We all are liable to get so caught up in our own thoughts - judgements, insecurities, worries, plans, interpretations - that rarely do we have a full awareness of what is actually going on in the present moment. And yet that is the only point in time where we can really live our lives. The past has gone. Even the second it took you to read that sentence… and that one… gone. Left only in your memories and imagination. The future is yet to happen and cannot be lived in physically, and although you can imagine what it might be like you never really know for sure until it happens, by which time, all too soon, it’s in the past. Living can only take place right here, right now – and we often miss so much of it because we’re caught up in our thoughts and judgments.
The more we can become aware of our thoughts and our thought processes, the more chance we have of being able to detach ourselves from those that are less than helpful. This is why mindfulness has a proven track record for helping people who suffer with depression relapse. These people are actually encouraged to learn mindfulness techniques when they’re feeling good about things, before they slip into that proverbial ‘black hole’. They are then more likely to recognise their thought processes unravelling in the direction of an episode of depression, and ultimately may have more control before slipping completely. NICE recommends mindfulness as a treatment for people who are prone to episodes of depression for this very reason.

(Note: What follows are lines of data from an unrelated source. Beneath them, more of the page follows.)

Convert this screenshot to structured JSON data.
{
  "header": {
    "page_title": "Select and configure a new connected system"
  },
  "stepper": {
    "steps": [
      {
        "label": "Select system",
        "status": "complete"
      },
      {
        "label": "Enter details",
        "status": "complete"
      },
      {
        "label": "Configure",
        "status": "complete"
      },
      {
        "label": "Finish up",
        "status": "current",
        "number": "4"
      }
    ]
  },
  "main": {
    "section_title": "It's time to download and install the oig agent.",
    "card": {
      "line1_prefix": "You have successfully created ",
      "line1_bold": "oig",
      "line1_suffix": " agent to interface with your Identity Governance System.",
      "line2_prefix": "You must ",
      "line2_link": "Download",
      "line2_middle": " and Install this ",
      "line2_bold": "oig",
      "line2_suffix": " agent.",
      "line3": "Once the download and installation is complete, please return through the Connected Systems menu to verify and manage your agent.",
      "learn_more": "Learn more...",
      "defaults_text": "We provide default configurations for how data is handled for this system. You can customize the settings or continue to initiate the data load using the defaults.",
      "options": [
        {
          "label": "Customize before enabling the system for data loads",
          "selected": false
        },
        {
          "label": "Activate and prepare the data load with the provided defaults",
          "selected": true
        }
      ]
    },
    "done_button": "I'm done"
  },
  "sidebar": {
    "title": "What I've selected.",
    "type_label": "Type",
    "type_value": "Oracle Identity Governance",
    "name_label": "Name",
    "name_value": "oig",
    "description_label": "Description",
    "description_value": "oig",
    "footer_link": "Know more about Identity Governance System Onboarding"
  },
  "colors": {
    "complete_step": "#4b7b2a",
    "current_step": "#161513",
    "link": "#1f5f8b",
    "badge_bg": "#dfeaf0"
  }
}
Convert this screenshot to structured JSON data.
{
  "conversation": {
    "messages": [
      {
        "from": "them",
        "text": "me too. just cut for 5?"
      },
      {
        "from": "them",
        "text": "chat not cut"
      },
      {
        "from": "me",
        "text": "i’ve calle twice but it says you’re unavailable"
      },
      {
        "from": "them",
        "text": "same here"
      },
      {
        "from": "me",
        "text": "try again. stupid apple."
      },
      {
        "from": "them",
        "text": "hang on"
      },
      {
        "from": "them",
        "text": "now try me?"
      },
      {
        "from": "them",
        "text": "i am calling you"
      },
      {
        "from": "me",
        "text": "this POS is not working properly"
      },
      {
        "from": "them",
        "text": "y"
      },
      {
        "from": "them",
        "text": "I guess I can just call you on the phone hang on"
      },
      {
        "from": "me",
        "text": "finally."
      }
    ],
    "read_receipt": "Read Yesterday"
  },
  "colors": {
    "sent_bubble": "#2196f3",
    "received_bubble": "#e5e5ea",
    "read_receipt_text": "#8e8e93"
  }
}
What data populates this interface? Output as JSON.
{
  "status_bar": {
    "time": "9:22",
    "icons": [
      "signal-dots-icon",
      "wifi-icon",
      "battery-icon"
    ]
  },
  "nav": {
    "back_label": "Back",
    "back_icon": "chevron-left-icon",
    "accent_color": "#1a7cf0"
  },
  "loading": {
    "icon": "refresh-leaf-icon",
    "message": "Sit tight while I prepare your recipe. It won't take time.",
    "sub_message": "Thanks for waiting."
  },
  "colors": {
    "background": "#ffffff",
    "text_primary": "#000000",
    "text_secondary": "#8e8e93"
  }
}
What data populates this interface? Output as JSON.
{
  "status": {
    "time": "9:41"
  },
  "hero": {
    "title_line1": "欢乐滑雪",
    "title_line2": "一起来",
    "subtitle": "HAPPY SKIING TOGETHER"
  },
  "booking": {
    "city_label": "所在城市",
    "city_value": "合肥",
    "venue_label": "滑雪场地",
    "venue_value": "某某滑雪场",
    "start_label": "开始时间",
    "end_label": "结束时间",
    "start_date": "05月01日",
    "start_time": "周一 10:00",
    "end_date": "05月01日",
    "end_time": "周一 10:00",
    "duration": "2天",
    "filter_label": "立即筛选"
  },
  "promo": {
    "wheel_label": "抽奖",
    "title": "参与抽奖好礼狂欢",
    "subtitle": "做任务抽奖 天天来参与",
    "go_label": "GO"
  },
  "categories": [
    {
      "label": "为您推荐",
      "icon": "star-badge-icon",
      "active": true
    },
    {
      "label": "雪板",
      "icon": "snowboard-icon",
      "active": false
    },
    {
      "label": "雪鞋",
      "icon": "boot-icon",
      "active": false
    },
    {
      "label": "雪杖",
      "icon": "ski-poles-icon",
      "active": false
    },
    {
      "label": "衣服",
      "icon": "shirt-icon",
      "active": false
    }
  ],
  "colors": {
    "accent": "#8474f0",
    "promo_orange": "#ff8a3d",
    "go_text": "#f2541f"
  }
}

It was recently suggested to me that mindfulness is a technique that relaxes you and makes everything appear hunky-dory but it doesn’t really have anything to do with the real world and all the sadness, upset and pain that it is so often fraught with. How wrong this interpretation is. Mindfulness, at its best, should focus on every aspect of life, whether perceived as good or bad. Whatever we happen to be going through at any particular time, is life unfolding. And often it’s far from easy. Jon Kabat-Zinn, a recognised authority on mindfulness techniques in the western world, has a saying: “You can’t stop the waves… but you can learn how to surf.” Life is not straight-forward. Hurt happens. But recognising the fact that things can and do pass, may help just a little. Being mindful of the fact that the good times come to pass as well may also be helpful. We are then more able to ride the waves – the troughs as well as the crests.
Physical pain is another aspect of life in which mindfulness may be able to provide some relief. Instead of trying to block it out, in rather a contradictory fashion, bringing your awareness to your experience of the pain may actually help to transform it into something a little more manageable.
So, yes, please do go along to a mindfulness session purely for a nice bit of relaxation once a week. But please recognise the fact that it can offer so much more than this if you’re willing to invest a little time and effort to take the cognitive techniques back into your everyday lives.
Oh and enjoy reading articles by Giles Coren. He’s entitled to his opinion and may articulate it as he sees fit. But remember, when he’s passing comment on mindfulness, that he’s first and foremost a restaurant critic and newspaper columnist, not a professor or doctor from the University of Oxford… or indeed, someone who, I would be surprised to find, has ever suffered from depression.